Art is simply expression; I left them with those remarks. Creative Arts then becomes an output of anything unique expressed in the form of words, actions, pictures and sounds or all. Our team of other facilitators handled topics and issues on Adolescent Sexual Reproductive Health and Rights, Environmental Management, Prevention Gender Based Violence, Career Guidance, Positive Thinking, Self Awareness, Spiritual Care and Support and Entrepreneurial Skills. All these essential areas were covered intertwined with engaging and fun filled team building activities and challenging mind games. I recall one such team building activity where participants after separated by gender had to balance a dish full of water with their feet soles up in the air with their backs on the ground. It was just electric to watch the negotiations that arise and tactics that come up when no one wants cold water spilled on their body.
To give the whole camp experience an ecstatic feel, the constant energized and witty chants and harmonies did the job well. It reminded me of my high school days on cheering our school against an opponent in a sporting discipline. It was exhilarating to say the least. I got to network and form relationships with the other facilitators, bonded with the participants and became a mentor to some aspiring poets and writers. It was made a tad easier when some would identify that I come out on National TV regularly sharing some of my art work. To put a summation of the camp from my perspective, I learnt more from everyone else than they could learn from me, and that is invaluable. The aftermath has left me more defined in my life path and purpose and passion and a yearning to be more excellent in everything that am about.
If I had to pick the highlight of the camp however in benefit for the participants was when the SAfAIDS Team led by Tanyaradzwa Nyakatawa came through and facilitated a Life Skills session. It was an honest sharing from the facilitator to a willing inducement to take a sober introspection of where your life has been and the course it has taken in encouragement to where you want to be. The practicality of the session was simply freeing.

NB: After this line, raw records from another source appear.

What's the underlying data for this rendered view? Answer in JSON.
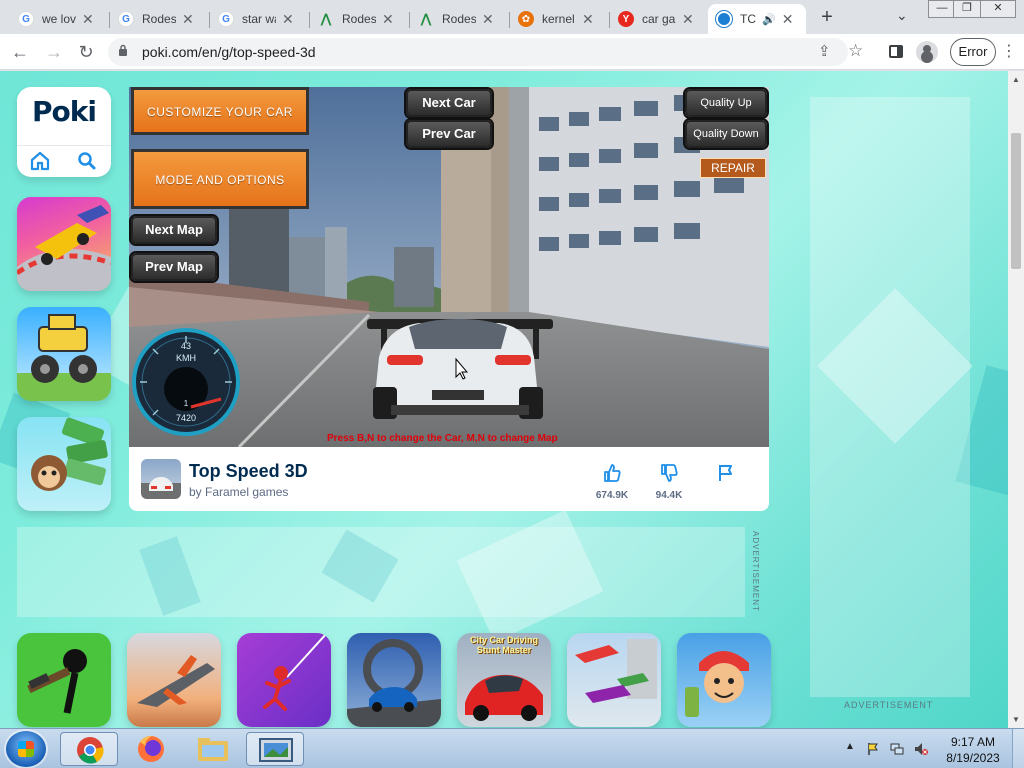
{
  "tabs": [
    {
      "title": "we lov",
      "favicon": "google-icon"
    },
    {
      "title": "Rodes",
      "favicon": "google-icon"
    },
    {
      "title": "star wa",
      "favicon": "google-icon"
    },
    {
      "title": "Rodes",
      "favicon": "appsheet-icon"
    },
    {
      "title": "Rodes",
      "favicon": "appsheet-icon"
    },
    {
      "title": "kernel",
      "favicon": "flower-icon"
    },
    {
      "title": "car ga",
      "favicon": "yandex-icon"
    },
    {
      "title": "TC",
      "favicon": "poki-icon",
      "active": true,
      "audio": true
    }
  ],
  "window_controls": {
    "minimize": "—",
    "maximize": "❐",
    "close": "✕"
  },
  "address_bar": {
    "url": "poki.com/en/g/top-speed-3d",
    "error_button": "Error"
  },
  "site": {
    "logo": "Poki"
  },
  "game": {
    "buttons": {
      "customize": "CUSTOMIZE YOUR CAR",
      "mode": "MODE AND OPTIONS",
      "next_car": "Next Car",
      "prev_car": "Prev Car",
      "quality_up": "Quality Up",
      "quality_down": "Quality Down",
      "repair": "REPAIR",
      "next_map": "Next Map",
      "prev_map": "Prev Map"
    },
    "hint": "Press B,N to change the Car, M,N to change Map",
    "speedometer": {
      "speed": "43",
      "unit": "KMH",
      "gear": "1",
      "rpm": "7420"
    }
  },
  "game_info": {
    "title": "Top Speed 3D",
    "developer": "by Faramel games",
    "likes": "674.9K",
    "dislikes": "94.4K"
  },
  "ads": {
    "vertical_label": "ADVERTISEMENT",
    "horizontal_label": "ADVERTISEMENT"
  },
  "related_games": [
    {
      "name": "stickman-shooter-game"
    },
    {
      "name": "jet-fighter-game"
    },
    {
      "name": "stickman-swing-game"
    },
    {
      "name": "car-stunt-loop-game"
    },
    {
      "name": "city-car-driving-stunt-master",
      "label": "City Car Driving Stunt Master"
    },
    {
      "name": "flying-car-game"
    },
    {
      "name": "subway-surfers-game"
    }
  ],
  "taskbar": {
    "apps": [
      "chrome",
      "firefox",
      "file-explorer",
      "image-viewer"
    ],
    "time": "9:17 AM",
    "date": "8/19/2023"
  },
  "colors": {
    "accent_teal": "#6fe6d7",
    "poki_navy": "#002b50",
    "game_orange": "#f0892e",
    "like_blue": "#1f8fe8"
  }
}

Freedom is like that free fall from the giant swing with my partner!
Freedom tastes like the joy that comes from eating basic meals collectively in the spirit of togetherness. Freedom is more than independence from colonial rule. Freedom is experiencing a moment in the context of newness yet being so familiar with the environment. Freedom is to seize an opportunity to face your fears in the light of comfort. Freedom is your choice!
Aftermath camp, with the amazing human beings coming from many unfavourable situations and conditions, I tasted freedom. I met freedom face to face and I gave her a promise that I would tell others how such a beautiful person she is, so liberating.

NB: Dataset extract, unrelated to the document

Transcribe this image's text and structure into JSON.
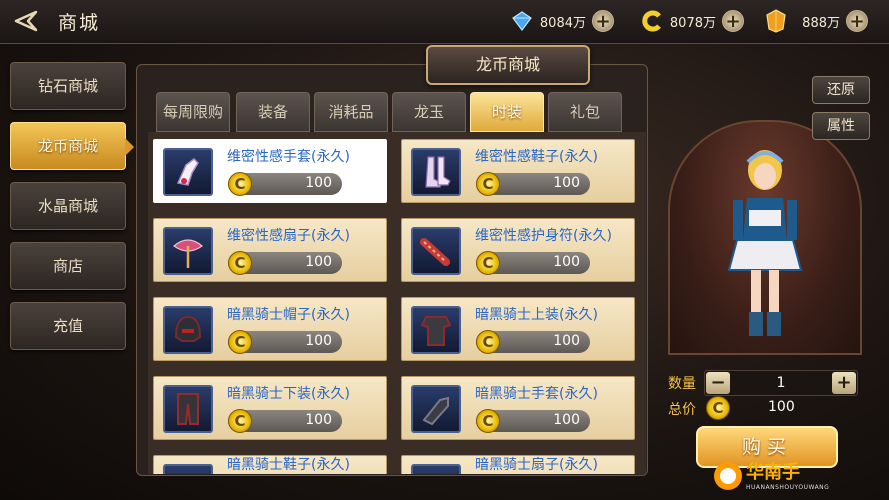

“Stand fast therefore in the liberty wherewith Christ hath made us free, and be not entangled again with the yoke of bondage” – Galatians 5:1 KJV

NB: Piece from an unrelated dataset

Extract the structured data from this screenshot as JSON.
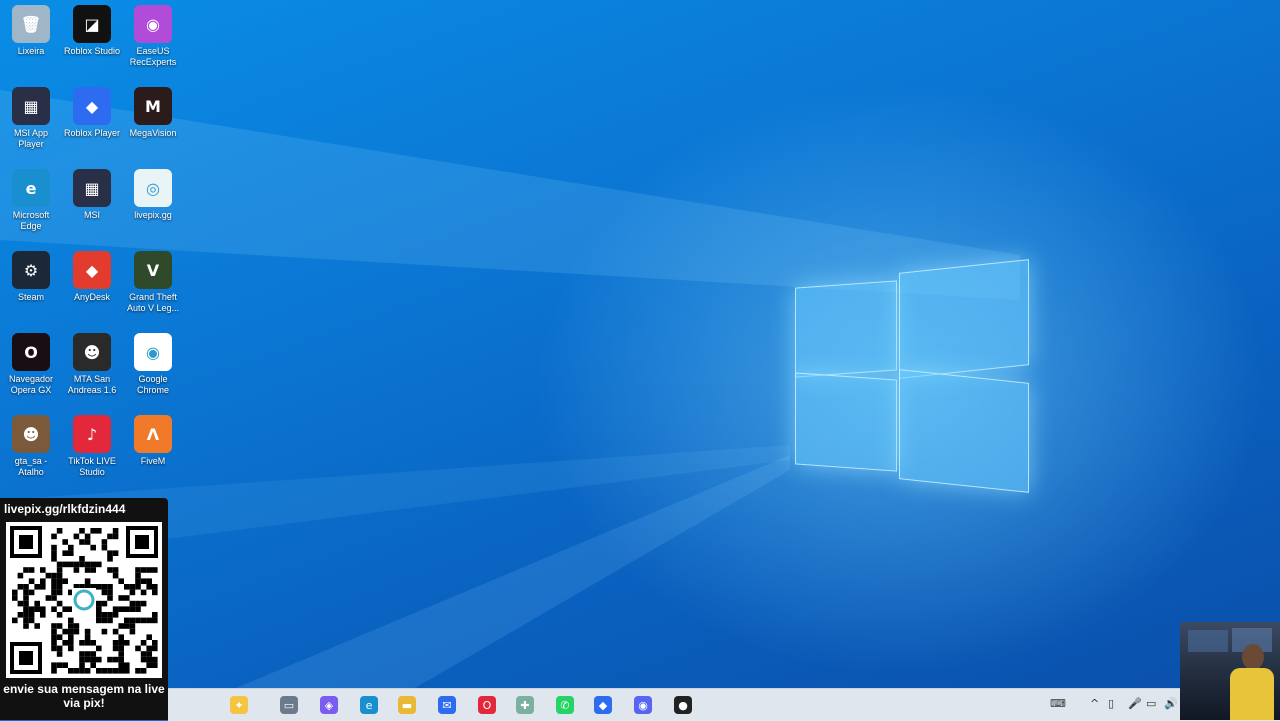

That scripture speaks volumes, transcending not only the reversal from bondage from the law that Christ provided us but in actuality freedom in the every sense of the word imaginable. It would be amiss for me not to give thanks to NdaiZiva Capacity Development for awarding me an opportunity as such, to them I was a facilitator but in actuality I was a beneficiary. SAfAIDS and Irish Aid for the continual work that you incur in ensuring that there is funding for such impacts to be made, Godspeed!
Tot facienda parum factum – So little done yet so much to do, indeed, but for those who are currently and have in past done something to change the lives of people through patches of seemingly far-fetched freedom, God bless you!
My challenge to you, my reader, is what are you doing in your little way to provide freedom to others in the way that you understand it?
Think about it and take appropriate action after.
by Brad Odilo